11/20/2008 05:12 am ET | Updated May 25, 2011

Passengers Suffer as Airlines Circle the Drain

At 9:30 AM, about an hour into our flight to Philadelphia, our plane abruptly veered back toward Seattle. There was no terrorist threat, no elderly passenger suffering a heart attack, no engine blowout or sudden loss of cabin pressure or anything dramatic like that. No... the three rear toilets had malfunctioned, leaking an oddly sweet-smelling, bluish effluent into the aisles and, the pilots worried, into God knows what else... and it was this mundane mechanical failure that temporarily grounded the weekend plans of me, my daughter and a couple hundred other frustrated passengers.

A broken toilet. A fitting metaphor for an industry that has long been circling the drain.

It's been four decades since I first took flight, and while the five-year-old me's sense of wonder and delight has never quite faded, the allure of flying certainly has. Sure, domestic air travel has generally become quite a bit more affordable in this post-deregulation world, but it would be imprecise to describe it as merely inexpensive. Cheap, that is what air travel has become, and in every sense of the word.

Of course, at it's core, flying isn't all that different now than it was back in 1968, for despite all the technical advances during the decades since, there really isn't that much of a difference between this leaky 757 and the idealized 727 of my youth. Both are essentially long, hollow, pressurized, stuffy tubes, packed with dehydrated people, hurtling through the sky at globe-shrinking speeds. And both manage to get their passengers and cargo from one place to another. Usually.

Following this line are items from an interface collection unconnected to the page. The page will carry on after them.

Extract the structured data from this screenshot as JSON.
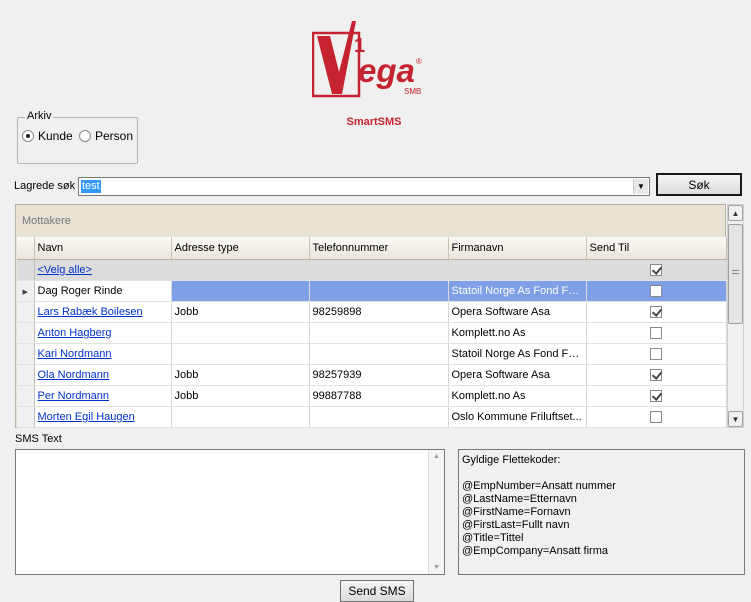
{
  "logo": {
    "text": "Vega",
    "superscript": "1",
    "sub": "SMB",
    "registered": "®"
  },
  "app_title": "SmartSMS",
  "arkiv": {
    "legend": "Arkiv",
    "options": [
      {
        "label": "Kunde",
        "selected": true
      },
      {
        "label": "Person",
        "selected": false
      }
    ]
  },
  "search": {
    "label": "Lagrede søk",
    "value": "test",
    "button": "Søk"
  },
  "grid": {
    "caption": "Mottakere",
    "columns": [
      "Navn",
      "Adresse type",
      "Telefonnummer",
      "Firmanavn",
      "Send Til"
    ],
    "rows": [
      {
        "navn": "<Velg alle>",
        "adresse": "",
        "telefon": "",
        "firma": "",
        "send": true
      },
      {
        "navn": "Dag Roger Rinde",
        "adresse": "",
        "telefon": "",
        "firma": "Statoil Norge As Fond Fo...",
        "send": false
      },
      {
        "navn": "Lars Rabæk Boilesen",
        "adresse": "Jobb",
        "telefon": "98259898",
        "firma": "Opera Software Asa",
        "send": true
      },
      {
        "navn": "Anton Hagberg",
        "adresse": "",
        "telefon": "",
        "firma": "Komplett.no As",
        "send": false
      },
      {
        "navn": "Kari Nordmann",
        "adresse": "",
        "telefon": "",
        "firma": "Statoil Norge As Fond Fo...",
        "send": false
      },
      {
        "navn": "Ola Nordmann",
        "adresse": "Jobb",
        "telefon": "98257939",
        "firma": "Opera Software Asa",
        "send": true
      },
      {
        "navn": "Per Nordmann",
        "adresse": "Jobb",
        "telefon": "99887788",
        "firma": "Komplett.no As",
        "send": true
      },
      {
        "navn": "Morten Egil Haugen",
        "adresse": "",
        "telefon": "",
        "firma": "Oslo Kommune Friluftset...",
        "send": false
      }
    ]
  },
  "sms": {
    "label": "SMS Text",
    "value": "",
    "merge_title": "Gyldige Flettekoder:",
    "merge_codes": [
      "@EmpNumber=Ansatt nummer",
      "@LastName=Etternavn",
      "@FirstName=Fornavn",
      "@FirstLast=Fullt navn",
      "@Title=Tittel",
      "@EmpCompany=Ansatt firma"
    ],
    "send_button": "Send SMS"
  },
  "colors": {
    "brand_red": "#c4232f",
    "selection_blue": "#7f9fe6",
    "link_blue": "#0033cc"
  }
}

But long gone are the days when service was king, and the airlines treated passengers as more than just those things they cram into the space above the cargo hold. Gone are the skycaps, the uniforms, the hot meals, and the justifiable obsession with beverage service. (Not to mention the free beverages.) Gone are the days when a missed connection would automatically be rebooked on the next available flight, even on a competing airline. Flying has never been comfortable per se, especially for those of us packed into coach, but the attentive service airlines once lavished on their customers served as a calculated distraction from the noise, the cramp, the stink and the tedium inherent in air travel.

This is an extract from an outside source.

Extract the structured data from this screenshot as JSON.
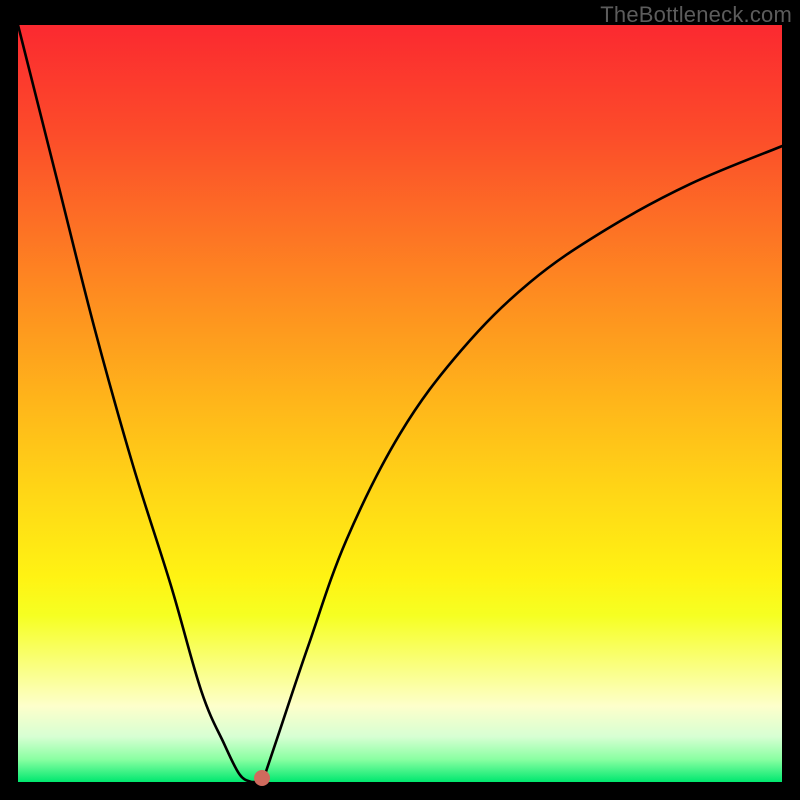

Take a road trip and you can pull over from time to time and break up the monotony by enjoying a meal, a walk, or a little sightseeing. Ride the train and you can comfortably stretch your legs, stroll the aisles or relax in the Club Car. But once they seal that cabin door behind you, the air traveler is confined to a tiny, upholstered cubby where even air and light is miserly rationed. We are at the mercy of the airline for our smallest needs, a mercy that, after decades of contract givebacks, layoffs, and mergers, has finally been extinguished from the hearts of flight attendants, perhaps the last airline employees to abandon their long held role as passenger advocates.

In the days before deregulation, when the airlines were all but guaranteed a profit but were prohibited from competing on price, they competed on service, and it showed. And so it is hard to imagine the old Pan Am treating its customers the way US Airways did Friday morning, refusing to rebook tickets while mechanics inspected the plane, and forcing passengers to check back at the gate every half hour for useless updates. And when, five hours late, after mechanics concluded there was no safety hazard, we finally reboarded the same plane, we discovered the carpets still soggy and the toilets still leaking, but with thick wads of paper towels shoved up against the walls as a temporary dike.

If this is the sort of stunning lack of pride the airlines now show in the most visible sections of their aircraft, how can we trust them to maintain the parts we can't see?

I'm not suggesting we totally abandon competition for the days of tariffed fares and regulated monopolies, but perhaps there's something that lies in between, something that restores a level of confidence and competence to the system, while returning stability to an industry that has collectively lost $15 billion since deregulation?

[David Goldstein writes on WA state politics at]